Starting at the first entry below, repeat all the data word for word and drop the pictures.

### MATERIAL PROVIDED

__________

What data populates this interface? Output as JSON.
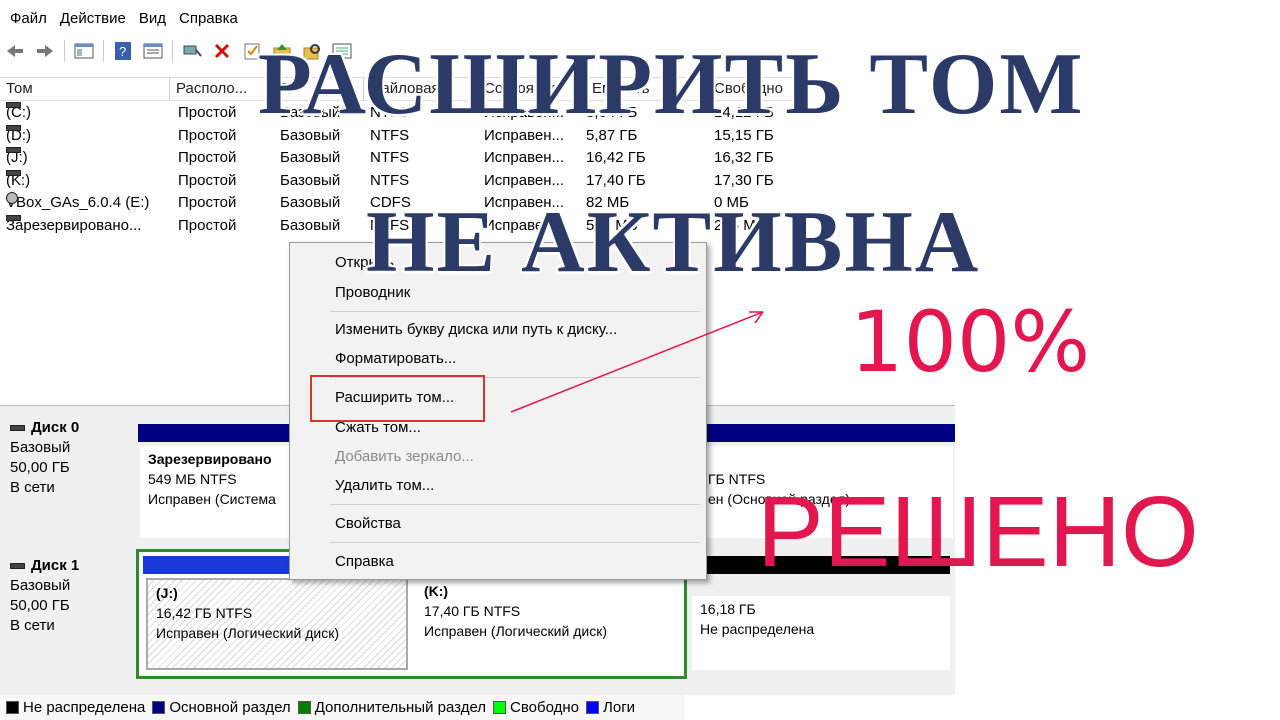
{
  "menubar": {
    "items": [
      "Файл",
      "Действие",
      "Вид",
      "Справка"
    ]
  },
  "toolbar": {
    "icons": [
      "back-icon",
      "forward-icon",
      "console-tree-icon",
      "help-icon",
      "properties-icon",
      "connect-icon",
      "delete-icon",
      "checklist-icon",
      "up-folder-icon",
      "search-folder-icon",
      "list-view-icon"
    ]
  },
  "columns": [
    "Том",
    "Располо...",
    "Т",
    "Файловая",
    "Состояние",
    "Емкость",
    "Свободно"
  ],
  "volumes": [
    {
      "name": "(C:)",
      "layout": "Простой",
      "type": "Базовый",
      "fs": "NTFS",
      "status": "Исправен...",
      "capacity": "3,64 ГБ",
      "free": "14,12 ГБ"
    },
    {
      "name": "(D:)",
      "layout": "Простой",
      "type": "Базовый",
      "fs": "NTFS",
      "status": "Исправен...",
      "capacity": "5,87 ГБ",
      "free": "15,15 ГБ"
    },
    {
      "name": "(J:)",
      "layout": "Простой",
      "type": "Базовый",
      "fs": "NTFS",
      "status": "Исправен...",
      "capacity": "16,42 ГБ",
      "free": "16,32 ГБ"
    },
    {
      "name": "(K:)",
      "layout": "Простой",
      "type": "Базовый",
      "fs": "NTFS",
      "status": "Исправен...",
      "capacity": "17,40 ГБ",
      "free": "17,30 ГБ"
    },
    {
      "name": "VBox_GAs_6.0.4 (E:)",
      "layout": "Простой",
      "type": "Базовый",
      "fs": "CDFS",
      "status": "Исправен...",
      "capacity": "82 МБ",
      "free": "0 МБ"
    },
    {
      "name": "Зарезервировано...",
      "layout": "Простой",
      "type": "Базовый",
      "fs": "NTFS",
      "status": "Исправен...",
      "capacity": "549 МБ",
      "free": "225 МБ"
    }
  ],
  "disks": [
    {
      "title": "Диск 0",
      "type": "Базовый",
      "size": "50,00 ГБ",
      "state": "В сети",
      "partitions": [
        {
          "title": "Зарезервировано",
          "size": "549 МБ NTFS",
          "status": "Исправен (Система"
        },
        {
          "title": "",
          "size": "ГБ NTFS",
          "status": "ен (Основной раздел)"
        }
      ]
    },
    {
      "title": "Диск 1",
      "type": "Базовый",
      "size": "50,00 ГБ",
      "state": "В сети",
      "partitions": [
        {
          "title": "(J:)",
          "size": "16,42 ГБ NTFS",
          "status": "Исправен (Логический диск)"
        },
        {
          "title": "(K:)",
          "size": "17,40 ГБ NTFS",
          "status": "Исправен (Логический диск)"
        },
        {
          "title": "",
          "size": "16,18 ГБ",
          "status": "Не распределена"
        }
      ]
    }
  ],
  "context_menu": {
    "open": "Открыть",
    "explorer": "Проводник",
    "change_letter": "Изменить букву диска или путь к диску...",
    "format": "Форматировать...",
    "extend": "Расширить том...",
    "shrink": "Сжать том...",
    "add_mirror": "Добавить зеркало...",
    "delete": "Удалить том...",
    "properties": "Свойства",
    "help": "Справка"
  },
  "legend": [
    {
      "label": "Не распределена",
      "color": "#000000"
    },
    {
      "label": "Основной раздел",
      "color": "#000080"
    },
    {
      "label": "Дополнительный раздел",
      "color": "#008000"
    },
    {
      "label": "Свободно",
      "color": "#00ff00"
    },
    {
      "label": "Логи",
      "color": "#0000ff"
    }
  ],
  "overlay": {
    "line1": "РАСШИРИТЬ ТОМ",
    "line2": "НЕ АКТИВНА",
    "percent": "100%",
    "solved": "РЕШЕНО"
  },
  "colors": {
    "title_blue": "#2b3a66",
    "accent_red": "#e3174f",
    "highlight_box": "#d9342b"
  }
}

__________

### WRITTEN SOLUTION
What data populates this interface? Output as JSON.
{
  "menubar": {
    "items": [
      "Файл",
      "Действие",
      "Вид",
      "Справка"
    ]
  },
  "toolbar": {
    "icons": [
      "back-icon",
      "forward-icon",
      "console-tree-icon",
      "help-icon",
      "properties-icon",
      "connect-icon",
      "delete-icon",
      "checklist-icon",
      "up-folder-icon",
      "search-folder-icon",
      "list-view-icon"
    ]
  },
  "columns": [
    "Том",
    "Располо...",
    "Т",
    "Файловая",
    "Состояние",
    "Емкость",
    "Свободно"
  ],
  "volumes": [
    {
      "name": "(C:)",
      "layout": "Простой",
      "type": "Базовый",
      "fs": "NTFS",
      "status": "Исправен...",
      "capacity": "3,64 ГБ",
      "free": "14,12 ГБ"
    },
    {
      "name": "(D:)",
      "layout": "Простой",
      "type": "Базовый",
      "fs": "NTFS",
      "status": "Исправен...",
      "capacity": "5,87 ГБ",
      "free": "15,15 ГБ"
    },
    {
      "name": "(J:)",
      "layout": "Простой",
      "type": "Базовый",
      "fs": "NTFS",
      "status": "Исправен...",
      "capacity": "16,42 ГБ",
      "free": "16,32 ГБ"
    },
    {
      "name": "(K:)",
      "layout": "Простой",
      "type": "Базовый",
      "fs": "NTFS",
      "status": "Исправен...",
      "capacity": "17,40 ГБ",
      "free": "17,30 ГБ"
    },
    {
      "name": "VBox_GAs_6.0.4 (E:)",
      "layout": "Простой",
      "type": "Базовый",
      "fs": "CDFS",
      "status": "Исправен...",
      "capacity": "82 МБ",
      "free": "0 МБ"
    },
    {
      "name": "Зарезервировано...",
      "layout": "Простой",
      "type": "Базовый",
      "fs": "NTFS",
      "status": "Исправен...",
      "capacity": "549 МБ",
      "free": "225 МБ"
    }
  ],
  "disks": [
    {
      "title": "Диск 0",
      "type": "Базовый",
      "size": "50,00 ГБ",
      "state": "В сети",
      "partitions": [
        {
          "title": "Зарезервировано",
          "size": "549 МБ NTFS",
          "status": "Исправен (Система"
        },
        {
          "title": "",
          "size": "ГБ NTFS",
          "status": "ен (Основной раздел)"
        }
      ]
    },
    {
      "title": "Диск 1",
      "type": "Базовый",
      "size": "50,00 ГБ",
      "state": "В сети",
      "partitions": [
        {
          "title": "(J:)",
          "size": "16,42 ГБ NTFS",
          "status": "Исправен (Логический диск)"
        },
        {
          "title": "(K:)",
          "size": "17,40 ГБ NTFS",
          "status": "Исправен (Логический диск)"
        },
        {
          "title": "",
          "size": "16,18 ГБ",
          "status": "Не распределена"
        }
      ]
    }
  ],
  "context_menu": {
    "open": "Открыть",
    "explorer": "Проводник",
    "change_letter": "Изменить букву диска или путь к диску...",
    "format": "Форматировать...",
    "extend": "Расширить том...",
    "shrink": "Сжать том...",
    "add_mirror": "Добавить зеркало...",
    "delete": "Удалить том...",
    "properties": "Свойства",
    "help": "Справка"
  },
  "legend": [
    {
      "label": "Не распределена",
      "color": "#000000"
    },
    {
      "label": "Основной раздел",
      "color": "#000080"
    },
    {
      "label": "Дополнительный раздел",
      "color": "#008000"
    },
    {
      "label": "Свободно",
      "color": "#00ff00"
    },
    {
      "label": "Логи",
      "color": "#0000ff"
    }
  ],
  "overlay": {
    "line1": "РАСШИРИТЬ ТОМ",
    "line2": "НЕ АКТИВНА",
    "percent": "100%",
    "solved": "РЕШЕНО"
  },
  "colors": {
    "title_blue": "#2b3a66",
    "accent_red": "#e3174f",
    "highlight_box": "#d9342b"
  }
}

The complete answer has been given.